I BECAME the director of the Natural Hazards Center in August 2003. It was less than two years since the terrorist attacks of September 11, 2001, and Hurricane Katrina was still two years away. The late Mary Fran Myers, an icon in the field of hazards studies, was still serving as co-director of the Center and the Department of Homeland Security was less than one year old.

In 2003, our research community did not know exactly what to expect from the establishment of DHS, but many of us believed that creating a vast bureaucracy was not the best way to combat terrorist networks. The nation was still very much in the grip of fears about terrorism, and for a time it seemed as if the federal government had lost sight of the importance of hazards and disasters in its extensive efforts to combat terrorist threats.

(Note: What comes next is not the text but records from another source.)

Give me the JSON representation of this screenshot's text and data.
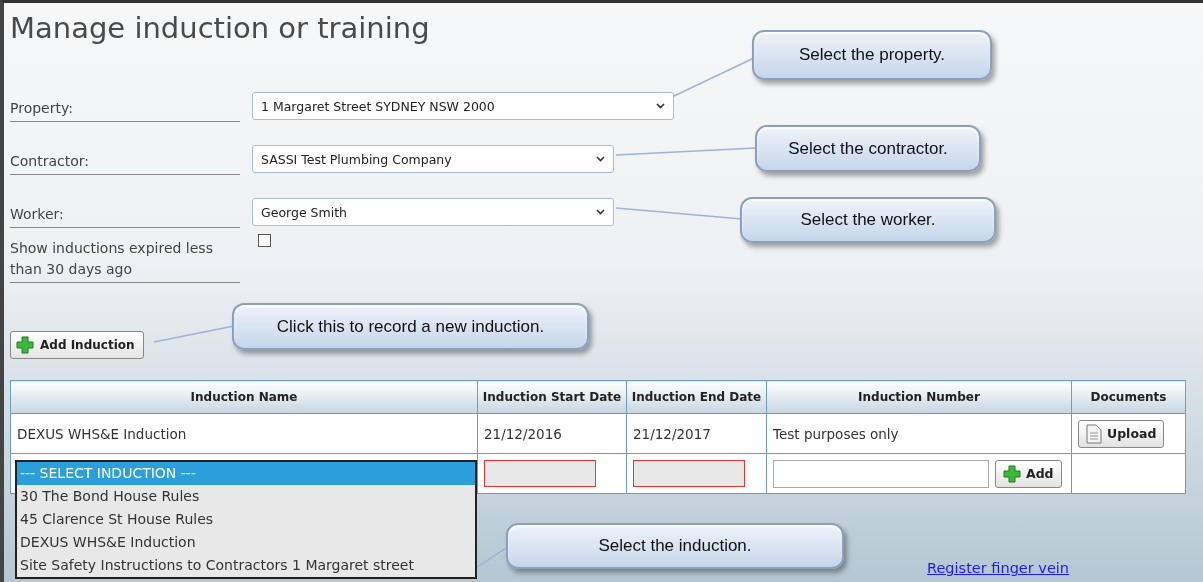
{
  "title": "Manage induction or training",
  "fields": [
    {
      "label": "Property:",
      "value": "1 Margaret Street SYDNEY NSW 2000"
    },
    {
      "label": "Contractor:",
      "value": "SASSI Test Plumbing Company"
    },
    {
      "label": "Worker:",
      "value": "George Smith"
    }
  ],
  "expired_filter": {
    "label": "Show inductions expired less than 30 days ago",
    "checked": false
  },
  "add_induction_button": "Add Induction",
  "table": {
    "columns": [
      "Induction Name",
      "Induction Start Date",
      "Induction End Date",
      "Induction Number",
      "Documents"
    ],
    "rows": [
      {
        "name": "DEXUS WHS&E Induction",
        "start": "21/12/2016",
        "end": "21/12/2017",
        "number": "Test purposes only",
        "upload_button": "Upload"
      }
    ],
    "new_row": {
      "induction_options": [
        {
          "label": "--- SELECT INDUCTION ---",
          "selected": true
        },
        {
          "label": "30 The Bond House Rules",
          "selected": false
        },
        {
          "label": "45 Clarence St House Rules",
          "selected": false
        },
        {
          "label": "DEXUS WHS&E Induction",
          "selected": false
        },
        {
          "label": "Site Safety Instructions to Contractors 1 Margaret street",
          "selected": false
        }
      ],
      "start_invalid": true,
      "end_invalid": true,
      "add_button": "Add"
    }
  },
  "link": "Register finger vein",
  "callouts": [
    "Select the property.",
    "Select the contractor.",
    "Select the worker.",
    "Click this to record a new induction.",
    "Select the induction."
  ]
}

Katrina changed all that, as the world watched the bungled response with horror and outrage. Katrina was a watershed event in the history of the Natural Hazards Center and in the field of disaster research. The Center funded an unprecedented number of Quick Response Grant studies that served as the basis for dissertations, journal articles, and books. Researchers began to look at disasters with new eyes as a consequence of Katrina, emphasizing the multiple ways in which race, class, gender, and other axes of inequality shape the chances and recovery experiences of those who are affected. The field also grew in size and diversity, as scholars who had previously had little interest in disasters became aware of them as a lens through which to view social structure and social dynamics.

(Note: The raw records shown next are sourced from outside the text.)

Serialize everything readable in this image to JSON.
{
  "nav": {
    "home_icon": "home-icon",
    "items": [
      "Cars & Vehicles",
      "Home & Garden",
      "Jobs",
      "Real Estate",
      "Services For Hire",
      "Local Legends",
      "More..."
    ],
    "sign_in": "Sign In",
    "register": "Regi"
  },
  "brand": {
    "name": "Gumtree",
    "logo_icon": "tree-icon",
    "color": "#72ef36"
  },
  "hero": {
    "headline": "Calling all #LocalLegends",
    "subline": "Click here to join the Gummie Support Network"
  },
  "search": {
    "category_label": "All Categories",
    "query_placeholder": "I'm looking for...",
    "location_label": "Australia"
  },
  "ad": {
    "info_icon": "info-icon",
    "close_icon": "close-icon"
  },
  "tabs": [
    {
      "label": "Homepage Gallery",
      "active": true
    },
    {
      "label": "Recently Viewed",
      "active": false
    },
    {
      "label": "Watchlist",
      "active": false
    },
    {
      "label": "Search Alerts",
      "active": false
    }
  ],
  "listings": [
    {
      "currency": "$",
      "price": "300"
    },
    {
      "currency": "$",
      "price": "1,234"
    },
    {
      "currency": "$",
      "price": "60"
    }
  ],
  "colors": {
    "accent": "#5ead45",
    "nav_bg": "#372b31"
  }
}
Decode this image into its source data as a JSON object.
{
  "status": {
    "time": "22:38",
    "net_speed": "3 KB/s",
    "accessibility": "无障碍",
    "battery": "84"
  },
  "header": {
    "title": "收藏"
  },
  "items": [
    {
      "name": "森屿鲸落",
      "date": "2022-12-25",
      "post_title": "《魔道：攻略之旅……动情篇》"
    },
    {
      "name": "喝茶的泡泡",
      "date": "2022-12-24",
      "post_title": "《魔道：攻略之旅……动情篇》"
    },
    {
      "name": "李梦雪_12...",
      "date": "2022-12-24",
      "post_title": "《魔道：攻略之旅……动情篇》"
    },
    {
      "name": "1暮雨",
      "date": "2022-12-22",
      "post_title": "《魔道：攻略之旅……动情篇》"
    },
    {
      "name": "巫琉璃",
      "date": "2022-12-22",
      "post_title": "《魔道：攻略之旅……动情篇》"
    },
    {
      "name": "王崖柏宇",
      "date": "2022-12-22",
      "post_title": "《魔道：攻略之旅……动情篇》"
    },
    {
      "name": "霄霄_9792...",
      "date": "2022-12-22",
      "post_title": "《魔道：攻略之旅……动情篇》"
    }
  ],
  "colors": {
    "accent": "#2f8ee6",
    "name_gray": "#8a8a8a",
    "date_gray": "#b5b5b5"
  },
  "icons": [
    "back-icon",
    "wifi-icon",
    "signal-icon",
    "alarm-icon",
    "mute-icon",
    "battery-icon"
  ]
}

I have so many positive things to say about our work during my time at the Center that they could easily fill this entire issue of the Observer. We did our part to spark dialogue between the climate change and disaster research communities and acted as honest brokers in important debates related to hazard insurance, homeland security, the Federal Flood Risk Management Standard, and other policy issues. We provided spaces where members of the research community could interact with government officials and practitioners. Over the years, our annual workshop grew in size and offered ancillary meeting opportunities for U.S. and international organizations such as the Natural Hazards Mitigation Association and the International Research Committee on Disasters. Other groups increasingly asked us to organize meetings and other events around the time of the Workshop. We revamped our information products to make them more informative, attractive, and user-friendly, and we modernized our library to make materials accessible virtually everywhere in the world. We also like to think that we did our part to help the research community become more diverse with respect to race, ethnicity, and gender—for example through our partnership with the Bill Anderson Fund.

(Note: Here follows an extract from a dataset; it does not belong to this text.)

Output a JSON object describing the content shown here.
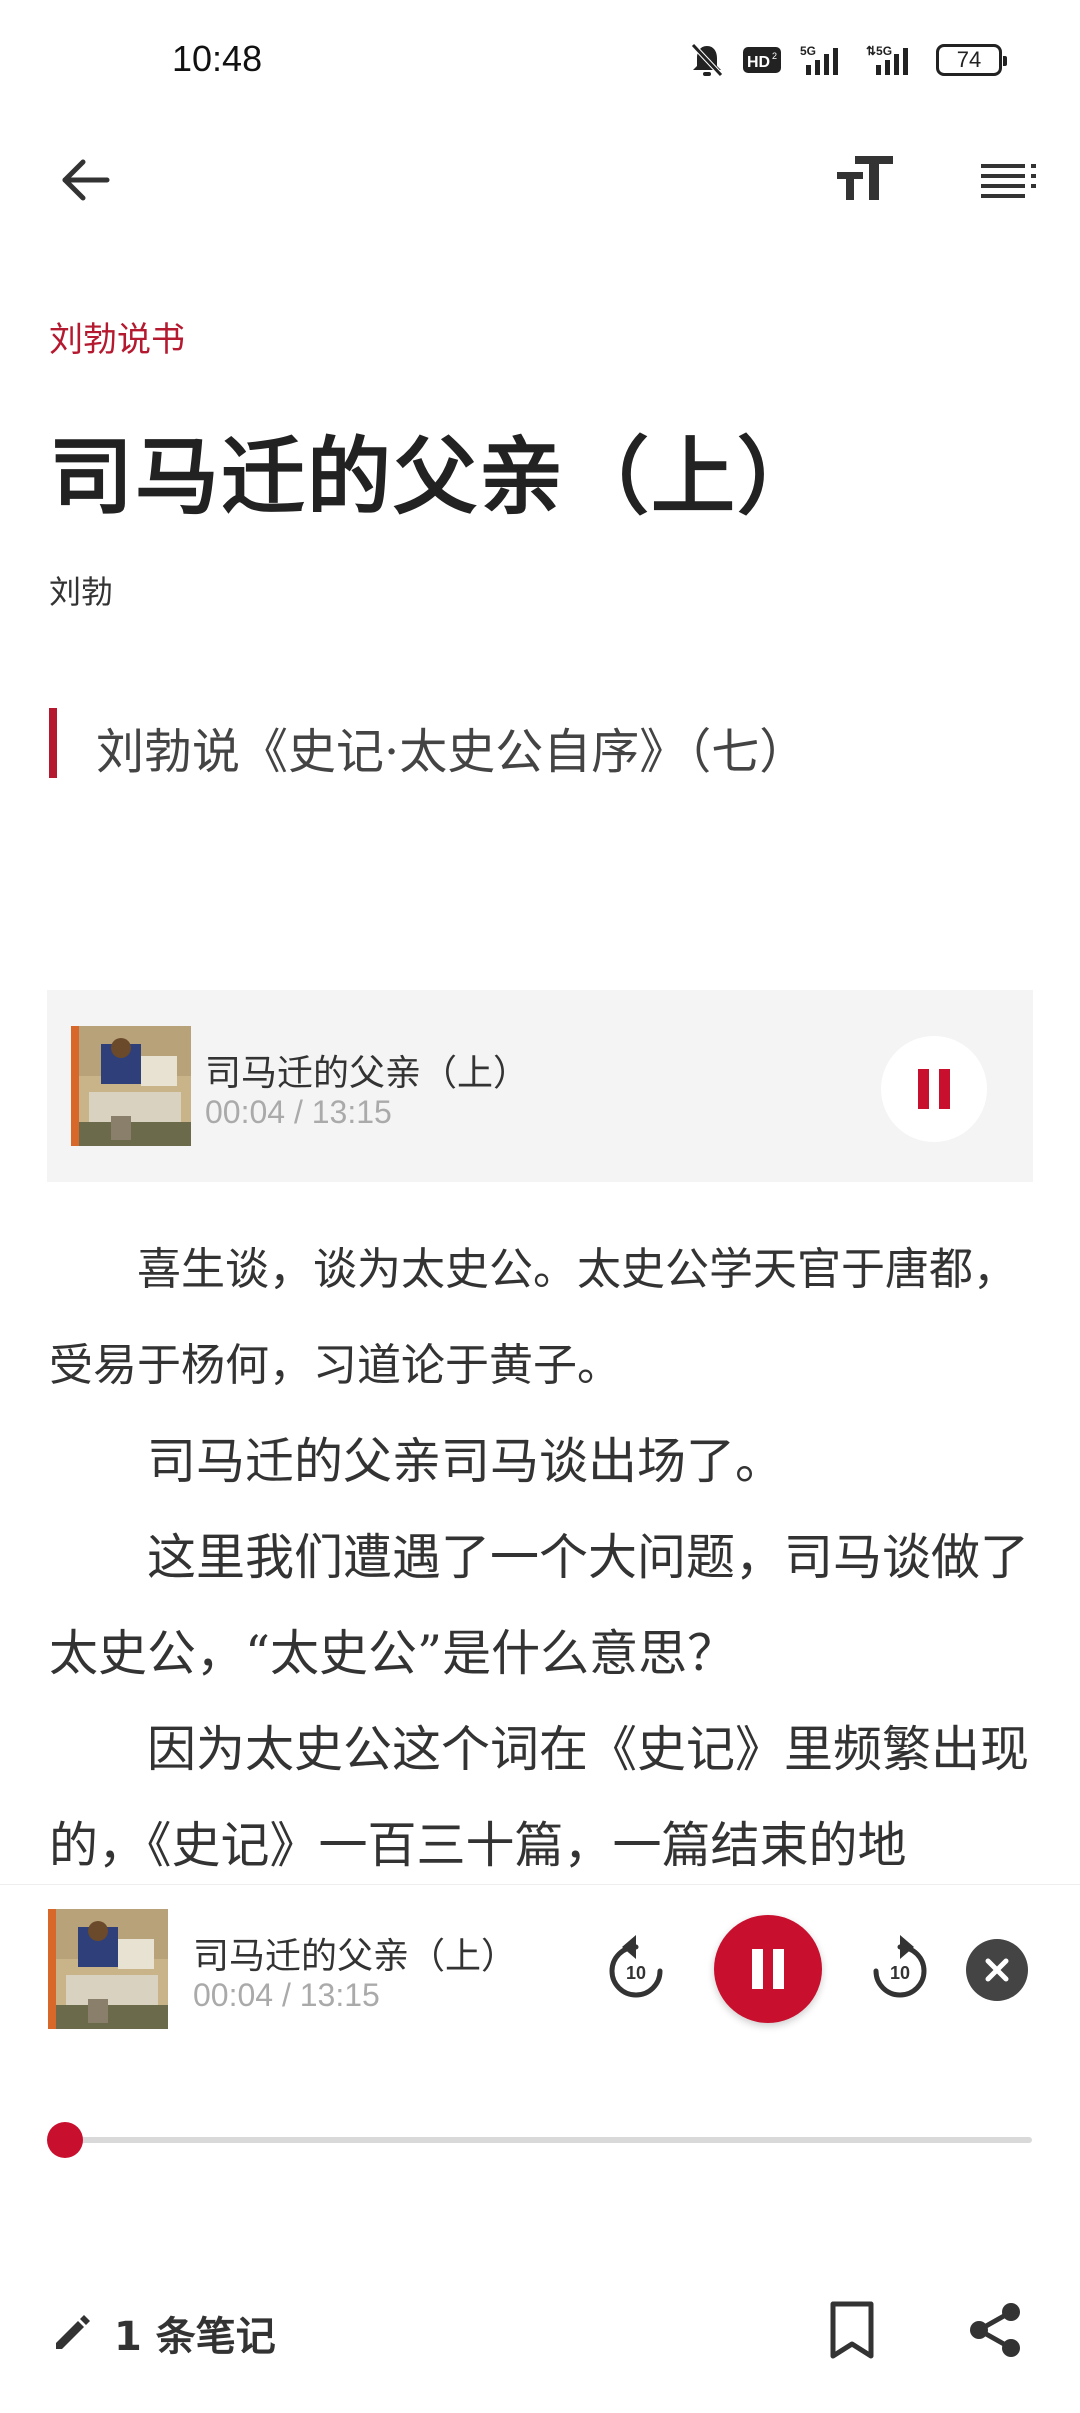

There is much to celebrate, but there is also reason for serious concern going forward and our new Center director and the entire hazards community have their work cut out for them. For the sake of this and future generations, it would be utter folly to reduce U.S. participation in the Paris Climate Agreement, tamper with funding for global climate change research, or interfere with efforts to reduce greenhouse gas emissions. As we saw with the 2008 financial crisis, deregulation—both in the financial sector and other arenas—can lead to risk buildup, moral hazard, and disaster. If our social safety net is weakened, more people will be vulnerable to future disasters. Going forward, social science research will likely be under attack as never before, but without such research, how can we have any hope of understanding the complex society and world in which we live? We are hearing a great deal about increased investments in our nation’s infrastructure, and that is something to celebrate. We all look forward to needed advancements in transportation, communication, and other systems. But our nation also includes a civic infrastructure that must be preserved and renewed. That infrastructure is the foundation of resilience in all its forms. If we allow our social fabric to fray, we do so at our own peril.

These are some of the many reasons why the work of the Hazards Center continues to be so important and why it merits continued support. It has been an honor and a joy to direct the Center for the past thirteen years and I deeply value the many friendships and collaborations I have developed over that time. Beginning on January 1, 2017, I will continue my research and writing activities as a research professor in the Institute of Behavioral Science. I look forward to playing a role in the activities of the Hazards Center and to assisting our new director as the Center continues to evolve.